However this happens (and there are plenty of possible theories, a couple of which I’ll mention), we are our own keepers. We are the ones who live in our bodies, and, for better or worse, are responsible for navigating our lives.
Those of us with a spiritual bent might sense that we’re somehow assigned to ourselves—before incarnating. Perhaps through some sort of divine contract. As if a benevolent force said (or transmitted) something along the lines of: “Okay, I’m about to send you to planet earth to inhabit a body and live a human life and you’re going to be the one: the one to live that life, the one to care for the person you are about to become, the one to learn its lessons, capice?” Personally, I have no conscious memory of this happening, yet have the distinct almost incontrovertible sense that it did.
Others understand our inception in purely biological terms. Plenty of very intelligent, very rational people understand the presence of human life on planet earth as a random occurrence. A wild statistically improbable phenomenon that we would all end up here with our human bodies and highly developed brains on this one little planet in a galaxy of billions.
Whatever your belief about how we got here, and where we go when we leave this lifetime, I think we can all agree that each of us is the one living our own individual life. Each of us is our own keeper. In charge of how we conduct ourselves, responsible for making the choices we make. We are each possessed of the ability to treat ourselves with great kindness and care, or to sabotage our daily life, beating up our inner selves mercilessly. We can speak to ourselves (as most of our inner tape loops have been long ago programmed to do) with self-criticism and self-hate, or we can take the time and make the effort to reprogram our inner dialogue to be laced with kindness, even fueled by self-love. This re-programming tends to be a lot of work (usually requiring the help of trained skilled humans who’ve figured out how to do this for themselves). But for some, prayer, meditation, or a spontaneous life-changing event can ignite the inner practice loving kindness, the commitment to take abiding care of self.
There are many opportunities in each of our lifetimes to forget.
To forget who we are.
To forget to take responsibility for self.
To forget that we are our own keeper.
To fall into autopilot, living numbly, obliviously, perhaps wreaking havoc on ourselves and others.
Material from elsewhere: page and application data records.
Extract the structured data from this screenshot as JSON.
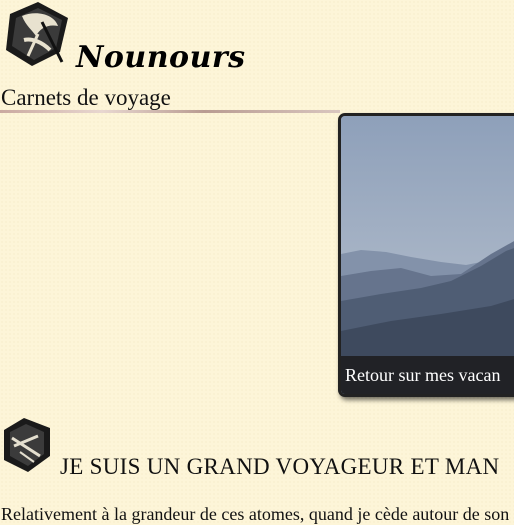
{
  "header": {
    "site_title": "Nounours",
    "tagline": "Carnets de voyage"
  },
  "slider": {
    "caption": "Retour sur mes vacan"
  },
  "section": {
    "title": "JE SUIS UN GRAND VOYAGEUR ET MAN",
    "intro": "Relativement à la grandeur de ces atomes, quand je cède autour de son c"
  },
  "icons": {
    "logo": "feather-logo-icon",
    "section": "quill-icon"
  }
}
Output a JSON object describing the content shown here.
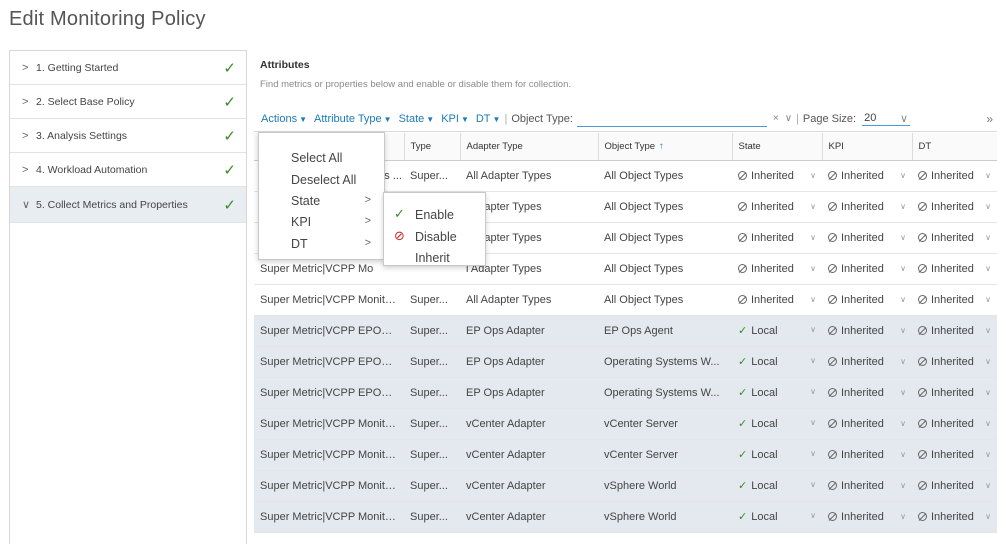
{
  "page": {
    "title": "Edit Monitoring Policy"
  },
  "steps": [
    {
      "label": "1. Getting Started",
      "done": true
    },
    {
      "label": "2. Select Base Policy",
      "done": true
    },
    {
      "label": "3. Analysis Settings",
      "done": true
    },
    {
      "label": "4. Workload Automation",
      "done": true
    },
    {
      "label": "5. Collect Metrics and Properties",
      "done": true,
      "active": true
    }
  ],
  "attributes": {
    "title": "Attributes",
    "description": "Find metrics or properties below and enable or disable them for collection."
  },
  "toolbar": {
    "actions": "Actions",
    "attribute_type": "Attribute Type",
    "state": "State",
    "kpi": "KPI",
    "dt": "DT",
    "object_type_label": "Object Type:",
    "object_type_value": "",
    "clear": "×",
    "page_size_label": "Page Size:",
    "page_size_value": "20",
    "more": "»"
  },
  "columns": {
    "type": "Type",
    "adapter_type": "Adapter Type",
    "object_type": "Object Type",
    "state": "State",
    "kpi": "KPI",
    "dt": "DT"
  },
  "rows": [
    {
      "name": "",
      "type": "Super...",
      "adapter": "All Adapter Types",
      "object": "All Object Types",
      "state": "Inherited",
      "kpi": "Inherited",
      "dt": "Inherited",
      "selected": false
    },
    {
      "name": "",
      "type": "",
      "adapter": "l Adapter Types",
      "object": "All Object Types",
      "state": "Inherited",
      "kpi": "Inherited",
      "dt": "Inherited",
      "selected": false
    },
    {
      "name": "",
      "type": "",
      "adapter": "l Adapter Types",
      "object": "All Object Types",
      "state": "Inherited",
      "kpi": "Inherited",
      "dt": "Inherited",
      "selected": false
    },
    {
      "name": "Super Metric|VCPP Mo",
      "type": "",
      "adapter": "l Adapter Types",
      "object": "All Object Types",
      "state": "Inherited",
      "kpi": "Inherited",
      "dt": "Inherited",
      "selected": false
    },
    {
      "name": "Super Metric|VCPP Monito...",
      "type": "Super...",
      "adapter": "All Adapter Types",
      "object": "All Object Types",
      "state": "Inherited",
      "kpi": "Inherited",
      "dt": "Inherited",
      "selected": false
    },
    {
      "name": "Super Metric|VCPP EPOps ...",
      "type": "Super...",
      "adapter": "EP Ops Adapter",
      "object": "EP Ops Agent",
      "state": "Local",
      "kpi": "Inherited",
      "dt": "Inherited",
      "selected": true
    },
    {
      "name": "Super Metric|VCPP EPOps ...",
      "type": "Super...",
      "adapter": "EP Ops Adapter",
      "object": "Operating Systems W...",
      "state": "Local",
      "kpi": "Inherited",
      "dt": "Inherited",
      "selected": true
    },
    {
      "name": "Super Metric|VCPP EPOps ...",
      "type": "Super...",
      "adapter": "EP Ops Adapter",
      "object": "Operating Systems W...",
      "state": "Local",
      "kpi": "Inherited",
      "dt": "Inherited",
      "selected": true
    },
    {
      "name": "Super Metric|VCPP Monito...",
      "type": "Super...",
      "adapter": "vCenter Adapter",
      "object": "vCenter Server",
      "state": "Local",
      "kpi": "Inherited",
      "dt": "Inherited",
      "selected": true
    },
    {
      "name": "Super Metric|VCPP Monito...",
      "type": "Super...",
      "adapter": "vCenter Adapter",
      "object": "vCenter Server",
      "state": "Local",
      "kpi": "Inherited",
      "dt": "Inherited",
      "selected": true
    },
    {
      "name": "Super Metric|VCPP Monito...",
      "type": "Super...",
      "adapter": "vCenter Adapter",
      "object": "vSphere World",
      "state": "Local",
      "kpi": "Inherited",
      "dt": "Inherited",
      "selected": true
    },
    {
      "name": "Super Metric|VCPP Monito...",
      "type": "Super...",
      "adapter": "vCenter Adapter",
      "object": "vSphere World",
      "state": "Local",
      "kpi": "Inherited",
      "dt": "Inherited",
      "selected": true
    }
  ],
  "row0_name_partial": "Ops ...",
  "actions_menu": {
    "select_all": "Select All",
    "deselect_all": "Deselect All",
    "state": "State",
    "kpi": "KPI",
    "dt": "DT"
  },
  "state_submenu": {
    "enable": "Enable",
    "disable": "Disable",
    "inherit": "Inherit"
  },
  "colors": {
    "link": "#1c7bb8",
    "check": "#3a8a28",
    "disable": "#c62828",
    "selected_row": "#e3e9ef"
  }
}
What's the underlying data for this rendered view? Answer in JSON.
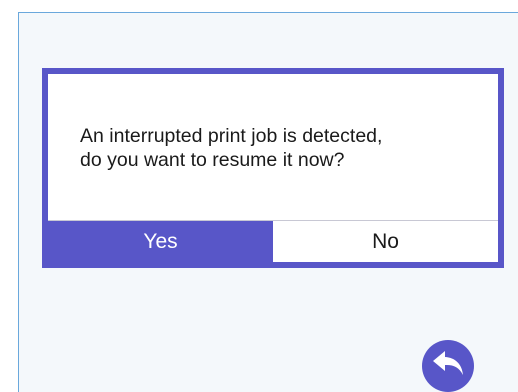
{
  "dialog": {
    "message": "An interrupted print job is detected,\ndo you want to resume it now?",
    "yes_label": "Yes",
    "no_label": "No"
  },
  "icons": {
    "back": "back-arrow-icon"
  },
  "colors": {
    "accent": "#5856c8",
    "background": "#f4f8fb",
    "frame_border": "#6aa8dc"
  }
}
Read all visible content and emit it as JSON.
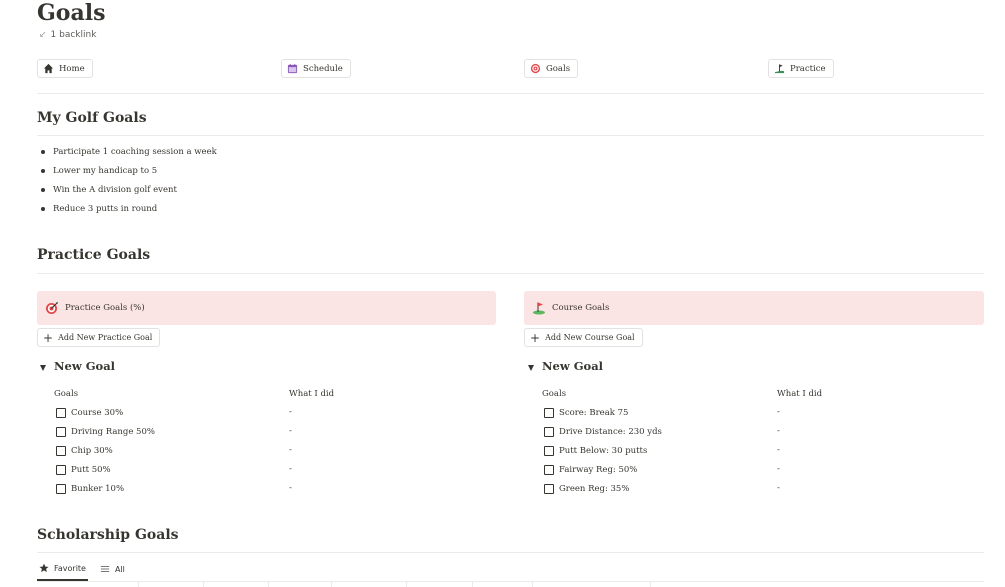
{
  "page": {
    "title": "Goals",
    "backlink": "1 backlink"
  },
  "nav": [
    {
      "label": "Home",
      "icon": "home-icon"
    },
    {
      "label": "Schedule",
      "icon": "calendar-icon"
    },
    {
      "label": "Goals",
      "icon": "target-icon"
    },
    {
      "label": "Practice",
      "icon": "golfer-icon"
    }
  ],
  "golf_goals": {
    "heading": "My Golf Goals",
    "items": [
      "Participate 1 coaching session a week",
      "Lower my handicap to 5",
      "Win the A division golf event",
      "Reduce 3 putts in round"
    ]
  },
  "practice_goals": {
    "heading": "Practice Goals",
    "left": {
      "callout": "Practice Goals (%)",
      "add_label": "Add New Practice Goal",
      "toggle": "New Goal",
      "col_goals": "Goals",
      "col_did": "What I did",
      "rows": [
        {
          "goal": "Course 30%",
          "did": "-"
        },
        {
          "goal": "Driving Range 50%",
          "did": "-"
        },
        {
          "goal": "Chip 30%",
          "did": "-"
        },
        {
          "goal": "Putt 50%",
          "did": "-"
        },
        {
          "goal": "Bunker 10%",
          "did": "-"
        }
      ]
    },
    "right": {
      "callout": "Course Goals",
      "add_label": "Add New Course Goal",
      "toggle": "New Goal",
      "col_goals": "Goals",
      "col_did": "What I did",
      "rows": [
        {
          "goal": "Score: Break 75",
          "did": "-"
        },
        {
          "goal": "Drive Distance: 230 yds",
          "did": "-"
        },
        {
          "goal": "Putt Below: 30 putts",
          "did": "-"
        },
        {
          "goal": "Fairway Reg: 50%",
          "did": "-"
        },
        {
          "goal": "Green Reg: 35%",
          "did": "-"
        }
      ]
    }
  },
  "scholarship": {
    "heading": "Scholarship Goals",
    "tabs": [
      {
        "label": "Favorite",
        "icon": "star-icon",
        "active": true
      },
      {
        "label": "All",
        "icon": "list-icon",
        "active": false
      }
    ]
  },
  "colors": {
    "callout_bg": "#fbe4e4",
    "text": "#37352f",
    "divider": "#ebeae7"
  }
}
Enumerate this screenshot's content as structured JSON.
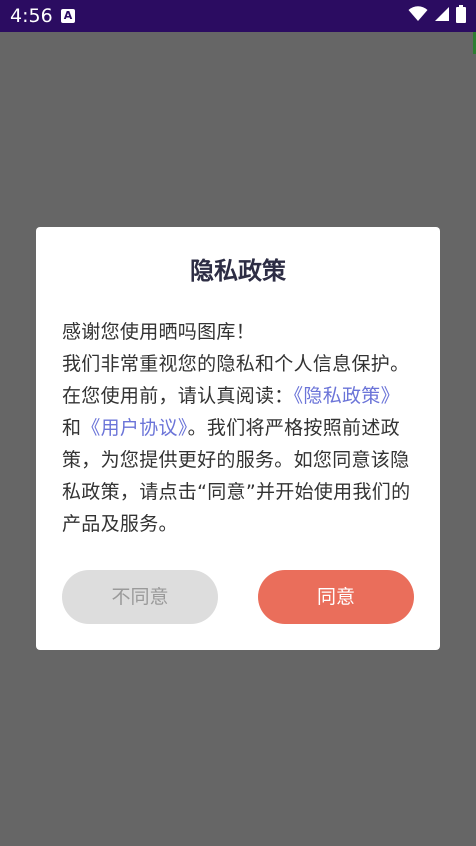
{
  "status_bar": {
    "time": "4:56",
    "a_icon_label": "A",
    "bg_color": "#2b0c61"
  },
  "dialog": {
    "title": "隐私政策",
    "body": {
      "line1": "感谢您使用晒吗图库！",
      "para_before_link1": "我们非常重视您的隐私和个人信息保护。在您使用前，请认真阅读：",
      "link_privacy": "《隐私政策》",
      "between_links": "和",
      "link_terms": "《用户协议》",
      "para_after_links": "。我们将严格按照前述政策，为您提供更好的服务。如您同意该隐私政策，请点击“同意”并开始使用我们的产品及服务。"
    },
    "buttons": {
      "decline_label": "不同意",
      "agree_label": "同意"
    }
  },
  "colors": {
    "overlay_bg": "#666666",
    "link": "#6b74d8",
    "agree_button": "#ea6e5b",
    "decline_button": "#dddddd"
  }
}
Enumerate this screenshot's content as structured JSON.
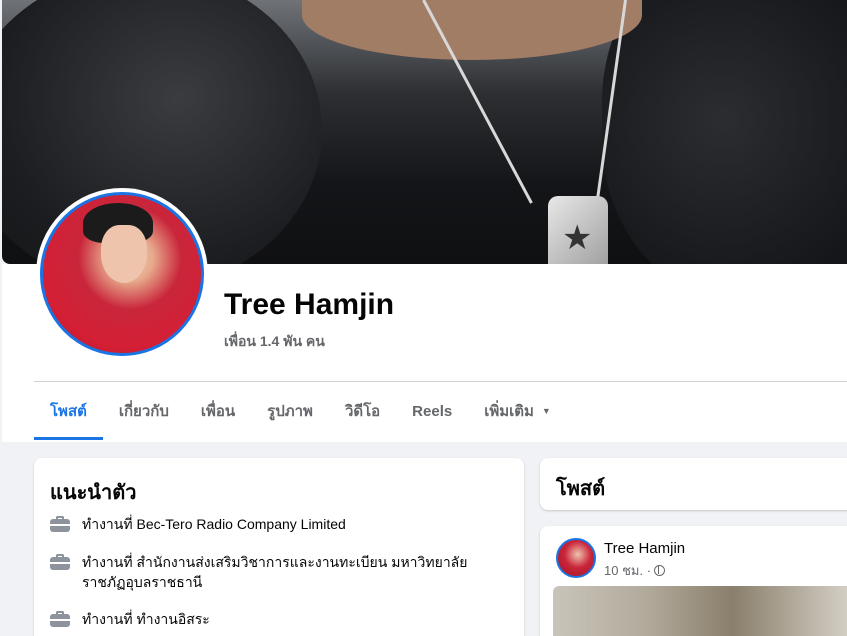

Sometimes this happens with seemingly good intentions—like believing it is our job to live someone else’s life for them. We may think we are taking care of this other person, or (if your tendencies are codependent, then plural: these other people, perhaps scores of them). But what is really happening when we get swept up in the attempt at heroism? At rescuing others? (Side note: if you are an EMT, or a doctor or first responder and you are in the act as of doing this as your job or to literally save someone from dying, that’s not what I am describing here.) What I am talking about is when we attempt to rescue someone else—at the expense of self. When we attempt to direct someone else’s life—and inadvertently abandon our own.
Imagine two boats out on the water, each with a single person at the helm. What happens to your boat when you dive off of it and swim over to the other person’s? This can happen not only through trying to direct that other person, or rescue them, by telling them how to think and feel and behave, but also alternatively, it can happen when you obsess on someone else. When you compare yourself relentlessly to another person. When your focus is on how somebody else is living his or her life, when you’re (to use 12 step language) taking their inventory, you’ve left your boat. You’ve gone over to theirs. And who’s in your boat now? Who is at the helm? What is happening to it, your vessel, bobbing without a captain in the water?
Your job in this lifetime is to swim your ass back over to your boat and get in the helm. Your job is to care for this boat. Plug its holes, bail it out, keep it afloat. Enjoy being in this boat. Sure, you can communicate with other people in other boats. Collaborate, exchange observations, appreciations, feedback, requests, love. Feel free to communicate with as many people in as many boats as you choose to, but if you want to improve your experience of life, feel connected and cared for, safe and loved, do all this while staying in yours.
Whether you think you got here to life on earth by random chance, or by some benevolent divine force, the fact is, you’re the one living your life. And you are your keeper. Chances are, you, like all of us, have undoubtedly abandoned yourself many times—most likely unintentionally, but perhaps on purpose. Maybe your own vessel is in such disrepair, you’d rather try to live in someone else’s. But the deal is, you can’t. None of us can. We’re here, in this life, as this person. It takes vigilance to keep coming back to self. To realize when we’ve abandoned ourselves, and to swim back to who we are.
What would it be like to take up the mantle of being your own keeper with the utmost of love, of honor, of commitment and care? What might your day—or life—be like if you kept remembering not only to come back to self, but, once there, inside yourself, to guide and care for who you are with the steadfast presence of a loving keeper?